Also, the three conclusively linked deaths came from a group of 10 where reports indicated the patients suffered anaphylaxis or hypotension. The lot numbers for the remaining 7 in the group were not known, and so were not conclusively linked. This doesn’t necessarily mean they were not caused by contaminated heparin.

Furthermore, the remaining 83 of 93 reports of death were not irrefutably ruled out and are considered “still in the gray zone.” A number of the reports, submitted to the FDA by medical providers or other individuals, lacked sufficient inforamtion to specify the cause of death with “clinical certainty” which reports were the sole source of the FDA’s determinations.

Hospitals Kept Tainted Drug on Shelves, Statewide Probe Targets Pharmacists, Care Facilities, Heparin Recall,
Los Angeles Daily Journal, August 20, 2008, By Evan George

Contaminated Heparin Associated with Adverse Clinical Events and Activation of the Contact System
New England Journal of Medicine (NEJM), April 23, 2008, by Takashi Kei Kishimoto, Ph.D., et al.

This article, authored by numerous people including Janet Woodcock, M.D., Director of the FDA’s Center for Drug Evaluation and Research, reported that there is a biological link between the contaminant recently found in Baxter International, Inc.’s supply of Heparin, and adverse symptoms that recipients of Baxter Heparin have experienced. These symptoms are listed above in the section of this website titled: “Symptoms Experienced After Receiving Contaminated Heparin.”

On September 18, 2008, however, in response to the NEJM article, various authors pointed out that the contaminant may also cause symptoms that are “indistinguishable from Heparin-Induced Thrombocytopenia”, more commonly referred to as “HIT.” HIT is a relatively common allergic-type reaction to heparin, discovered in the 1970’s, that occurs in some patients who receive non-contaminated Heparin.

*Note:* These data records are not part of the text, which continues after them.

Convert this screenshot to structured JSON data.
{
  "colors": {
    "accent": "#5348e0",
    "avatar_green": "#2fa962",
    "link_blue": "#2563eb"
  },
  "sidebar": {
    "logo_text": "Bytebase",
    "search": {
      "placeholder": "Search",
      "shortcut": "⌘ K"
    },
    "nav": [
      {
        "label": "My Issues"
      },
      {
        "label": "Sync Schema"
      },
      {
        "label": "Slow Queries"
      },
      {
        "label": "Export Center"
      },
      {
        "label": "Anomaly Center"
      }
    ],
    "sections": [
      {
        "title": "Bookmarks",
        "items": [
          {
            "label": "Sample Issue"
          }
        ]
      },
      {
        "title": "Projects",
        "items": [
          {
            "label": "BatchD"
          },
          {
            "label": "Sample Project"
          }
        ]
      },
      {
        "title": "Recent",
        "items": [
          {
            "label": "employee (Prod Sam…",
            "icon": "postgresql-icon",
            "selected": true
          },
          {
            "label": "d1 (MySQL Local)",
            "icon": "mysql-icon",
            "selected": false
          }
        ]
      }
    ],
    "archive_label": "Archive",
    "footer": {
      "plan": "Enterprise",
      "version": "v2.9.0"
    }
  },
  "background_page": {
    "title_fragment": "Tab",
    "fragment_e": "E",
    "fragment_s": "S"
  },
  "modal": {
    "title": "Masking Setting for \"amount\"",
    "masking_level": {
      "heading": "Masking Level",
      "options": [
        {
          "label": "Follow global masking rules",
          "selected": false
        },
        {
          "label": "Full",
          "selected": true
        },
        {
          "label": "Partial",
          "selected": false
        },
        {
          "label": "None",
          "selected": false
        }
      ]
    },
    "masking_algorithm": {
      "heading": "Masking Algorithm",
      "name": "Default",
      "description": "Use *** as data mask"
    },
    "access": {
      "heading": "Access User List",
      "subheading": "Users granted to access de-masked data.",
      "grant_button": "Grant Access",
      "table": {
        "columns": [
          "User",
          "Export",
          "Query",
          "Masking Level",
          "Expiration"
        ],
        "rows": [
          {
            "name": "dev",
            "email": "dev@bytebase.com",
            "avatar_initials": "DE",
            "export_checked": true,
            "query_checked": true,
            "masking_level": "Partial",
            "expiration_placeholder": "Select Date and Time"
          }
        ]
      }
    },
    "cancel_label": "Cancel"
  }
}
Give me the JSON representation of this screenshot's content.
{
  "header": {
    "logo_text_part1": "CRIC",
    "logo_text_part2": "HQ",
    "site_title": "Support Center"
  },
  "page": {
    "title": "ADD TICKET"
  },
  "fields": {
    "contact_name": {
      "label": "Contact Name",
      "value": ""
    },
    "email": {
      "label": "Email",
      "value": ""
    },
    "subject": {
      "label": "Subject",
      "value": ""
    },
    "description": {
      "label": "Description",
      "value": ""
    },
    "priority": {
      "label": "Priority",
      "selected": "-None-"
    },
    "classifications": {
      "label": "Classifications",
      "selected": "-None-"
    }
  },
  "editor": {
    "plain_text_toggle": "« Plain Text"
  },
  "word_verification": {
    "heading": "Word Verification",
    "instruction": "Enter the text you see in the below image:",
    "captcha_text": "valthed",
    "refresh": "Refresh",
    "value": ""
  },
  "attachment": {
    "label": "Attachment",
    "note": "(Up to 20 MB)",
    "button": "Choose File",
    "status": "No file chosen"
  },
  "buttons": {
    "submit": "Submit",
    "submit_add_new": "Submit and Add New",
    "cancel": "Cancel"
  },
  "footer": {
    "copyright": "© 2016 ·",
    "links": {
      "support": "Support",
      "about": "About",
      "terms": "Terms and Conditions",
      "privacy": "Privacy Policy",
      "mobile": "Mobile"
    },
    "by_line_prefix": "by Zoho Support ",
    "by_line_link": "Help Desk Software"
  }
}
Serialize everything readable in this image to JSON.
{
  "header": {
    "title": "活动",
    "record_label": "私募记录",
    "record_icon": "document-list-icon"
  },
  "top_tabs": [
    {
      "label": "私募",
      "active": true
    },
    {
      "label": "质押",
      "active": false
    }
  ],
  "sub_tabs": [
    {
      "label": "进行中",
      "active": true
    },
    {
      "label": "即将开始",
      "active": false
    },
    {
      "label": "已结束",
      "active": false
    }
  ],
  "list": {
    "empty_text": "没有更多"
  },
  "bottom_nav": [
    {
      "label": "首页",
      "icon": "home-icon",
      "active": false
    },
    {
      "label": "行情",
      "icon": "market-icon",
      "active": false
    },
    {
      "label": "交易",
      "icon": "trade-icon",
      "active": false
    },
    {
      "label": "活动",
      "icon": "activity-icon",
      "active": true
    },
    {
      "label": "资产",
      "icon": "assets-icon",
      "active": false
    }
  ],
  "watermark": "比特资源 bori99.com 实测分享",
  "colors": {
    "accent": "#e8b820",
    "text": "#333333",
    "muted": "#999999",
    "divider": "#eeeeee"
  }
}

Patients can be tested for HIT after showing certain symptoms including a low platelet count, bruising, loss of circulation to the hands and feet, gangrene, bleeding, and blod clots.

Readers should be aware that the symptoms of HIT may also indicate that an individual received contaminated heparin.

Legal Rights

If you or someone you love have been injured from the use of Baxter recalled Heparin, you have the right to file a legal claim. Our attoneys can help you determine if you have a case and how to file a claim. All claims are handled on a contingency fee basis, meaning you do not have to pay attorney fees unless you are awarded compensation.

If you would like the attorneys at Nolan Law Group to review your case, please contact us.